When Prohibition ended 79 years ago, California replaced the bootleg liquor trade with a legal monopoly – a series of laws that locked in industry marketing practices and enforced industry-established retail prices.
The misnamed “fair trade” laws were the handiwork of the Capitol’s dominant lobbyist of the era, Artie Samish, who later described it this way in his autobiography:
“Only by regulation and enforcement could the alcoholic beverage business thrive and prosper. Cutthroat competition could have been ruinous. So I put through fair-trade laws to protect wholesalers, distributors and retailers.
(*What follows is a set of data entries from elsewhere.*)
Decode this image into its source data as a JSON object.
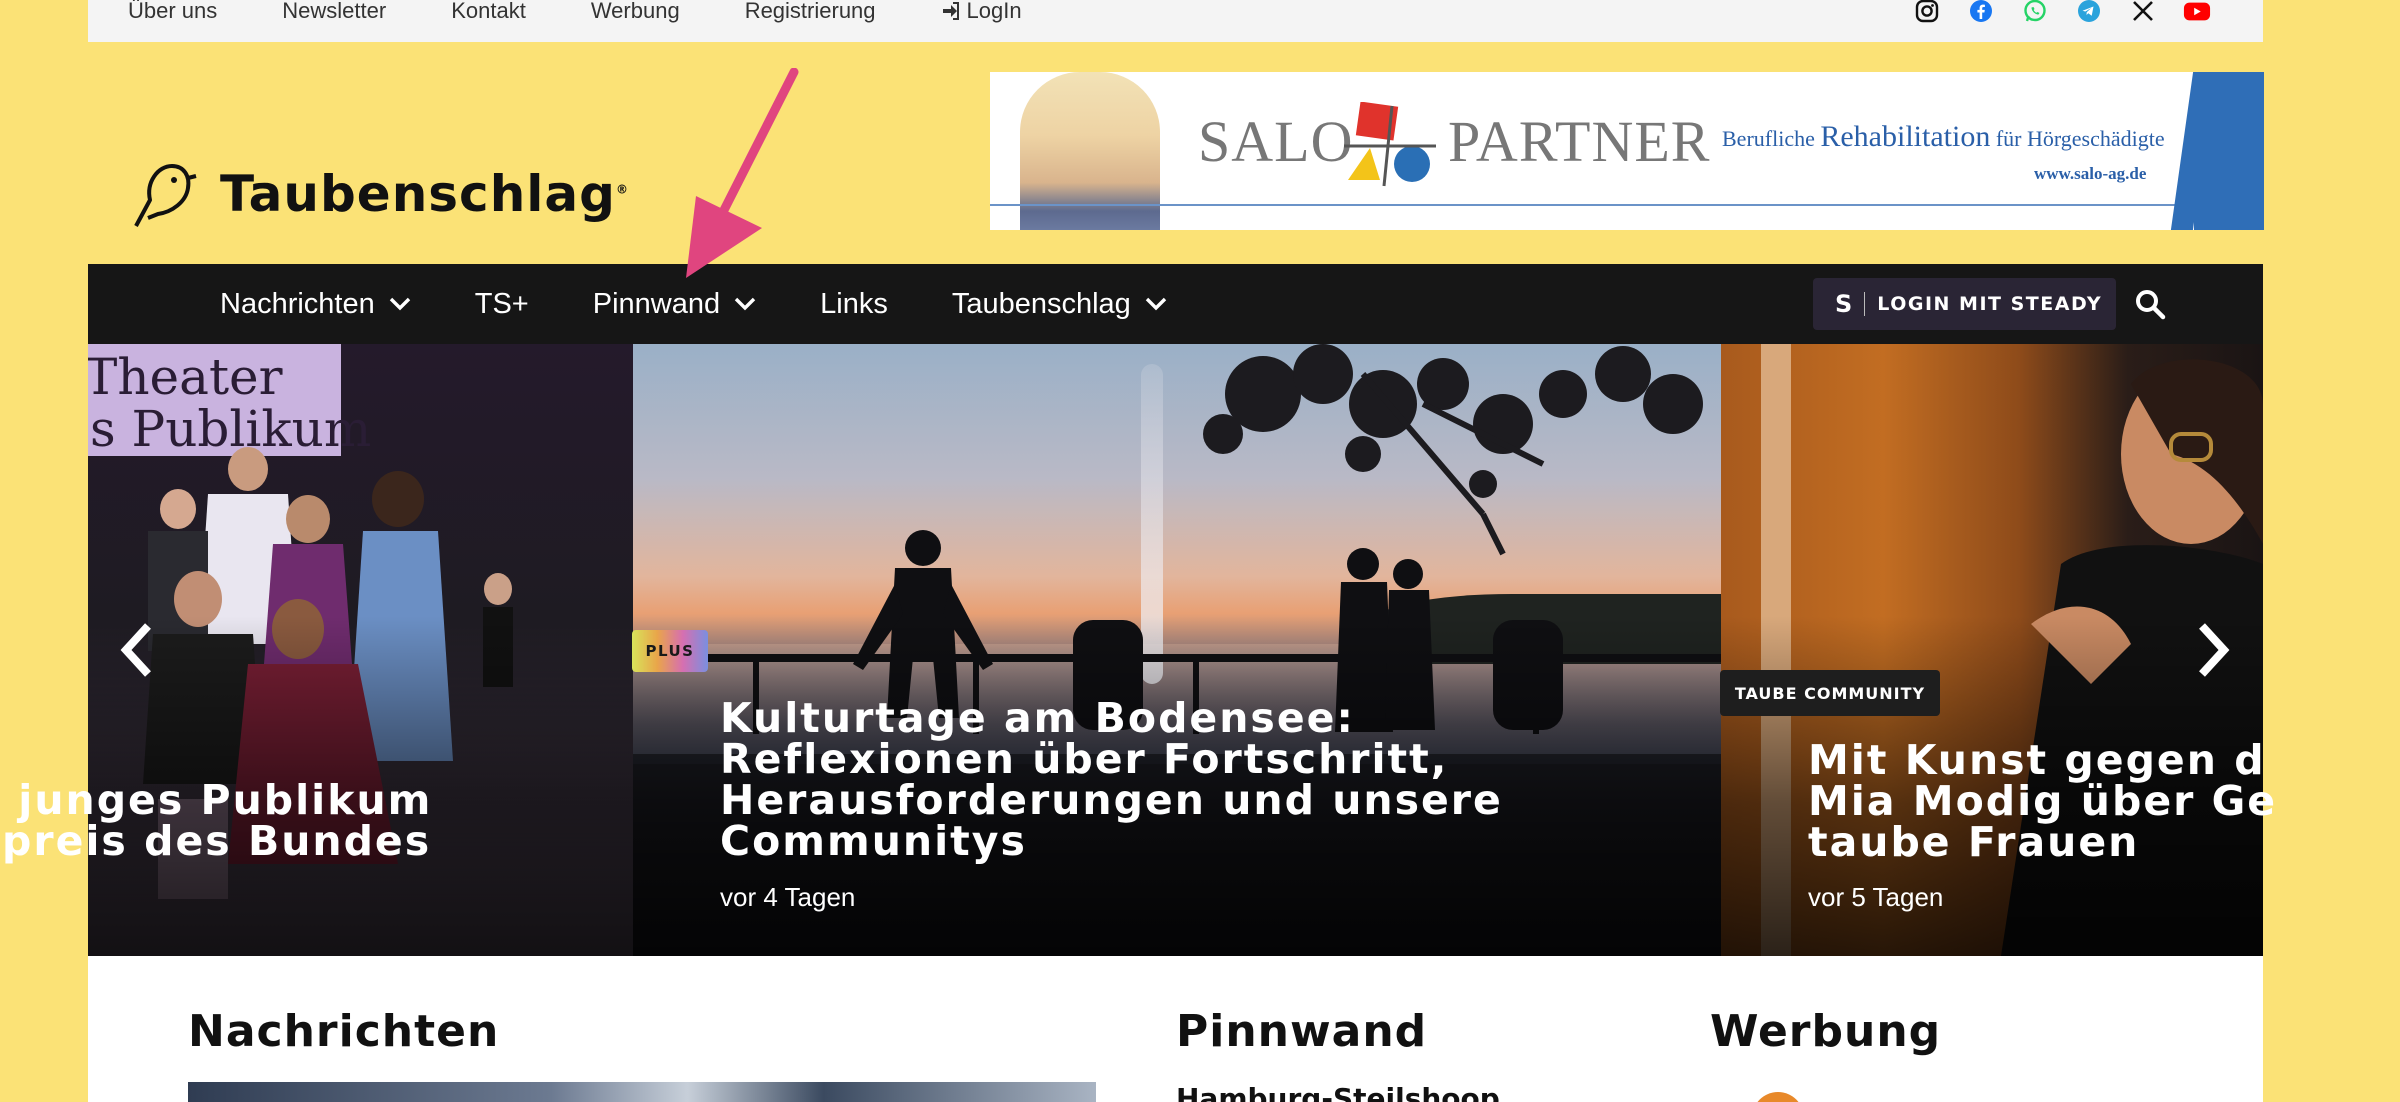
{
  "topbar": {
    "menu": [
      "Über uns",
      "Newsletter",
      "Kontakt",
      "Werbung",
      "Registrierung"
    ],
    "login": "LogIn",
    "social": [
      "instagram-icon",
      "facebook-icon",
      "whatsapp-icon",
      "telegram-icon",
      "x-icon",
      "youtube-icon"
    ]
  },
  "header": {
    "logo_text": "Taubenschlag",
    "logo_reg": "®"
  },
  "banner": {
    "brand_left": "SALO",
    "brand_right": "PARTNER",
    "tagline_prefix": "Berufliche ",
    "tagline_big": "Rehabilitation",
    "tagline_suffix": " für Hörgeschädigte",
    "url": "www.salo-ag.de"
  },
  "nav": {
    "items": [
      {
        "label": "Nachrichten",
        "dropdown": true
      },
      {
        "label": "TS+",
        "dropdown": false
      },
      {
        "label": "Pinnwand",
        "dropdown": true
      },
      {
        "label": "Links",
        "dropdown": false
      },
      {
        "label": "Taubenschlag",
        "dropdown": true
      }
    ],
    "steady_logo": "S",
    "steady_label": "LOGIN MIT STEADY"
  },
  "slider": {
    "slide1": {
      "poster_line1": "Theater",
      "poster_line2": "s Publikum",
      "title": " junges Publikum\npreis des Bundes"
    },
    "slide2": {
      "badge": "PLUS",
      "title": "Kulturtage am Bodensee:\nReflexionen über Fortschritt,\nHerausforderungen und unsere\nCommunitys",
      "meta": "vor 4 Tagen"
    },
    "slide3": {
      "badge": "TAUBE COMMUNITY",
      "title": "Mit Kunst gegen d\nMia Modig über Ge\ntaube Frauen",
      "meta": "vor 5 Tagen"
    }
  },
  "sections": {
    "news": "Nachrichten",
    "pinnwand": "Pinnwand",
    "ads": "Werbung",
    "pinnwand_first": "Hamburg-Steilshoop"
  },
  "colors": {
    "page_bg": "#fbe276",
    "nav_bg": "#161616",
    "arrow": "#e0457f"
  }
}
All of them make a profit in California, and they always have.”
Samish went to prison for treating the Legislature like a puppet (he was once photographed holding a ventriloquist’s dummy he named “Mr. Legislature”). But his laws remained on the books for decades, until the courts struck down price-fixing.
Nevertheless, other portions remained intact. One is called “tied-house” and ostensibly separates liquor trade into three separate levels – producers (brewers, vintners and distillers), wholesalers and retailers – and prohibits intermingling.
One says “ostensibly” because over the years, the Legislature has granted many specific exemptions, such as one given to members of the Bronfman distilling family (Seagram) when they purchased Universal Studios, which sold liquor in its theme parks, and another for movie titanFrancis Ford Coppola when he, as a winery owner, wanted to open a restaurant.
The many exemptions indicate that the tied-house law is overdue for repeal or at least an overhaul. But wholesalers, who fear direct sales to consumers by producers and/or being bypassed by producer-to-retailer arrangements, want to keep it intact.
Furthermore, Capitol politicians like having exemption-seekers come to them, hats in hand. The tied-house law has generated a steady flow of campaign contributions and lobbying fees, and scarcely a year passes without at least one exemption bill being introduced.
It appears that 2013 will be no exception, because a newly formed association of 22 small California distillers wants to emulate wineries and breweries and receive legal permission to stage “tastings” to sell their whiskeys.
“California is a huge presence in the wine world and has also produced notable brewery entrepreneurs,” says Cris Steller, an El Dorado County distiller and secretary of the California Artisanal Distillers Guild.
He said “a level playing field for California distillers” would provide “a positive economic impact” for more than just his industry.
The guild has retained a lobbying firm and lined up a legislator to carry its “Taste California” bill, but wholesalers, who see it as a further erosion of their role, will strenuously oppose it.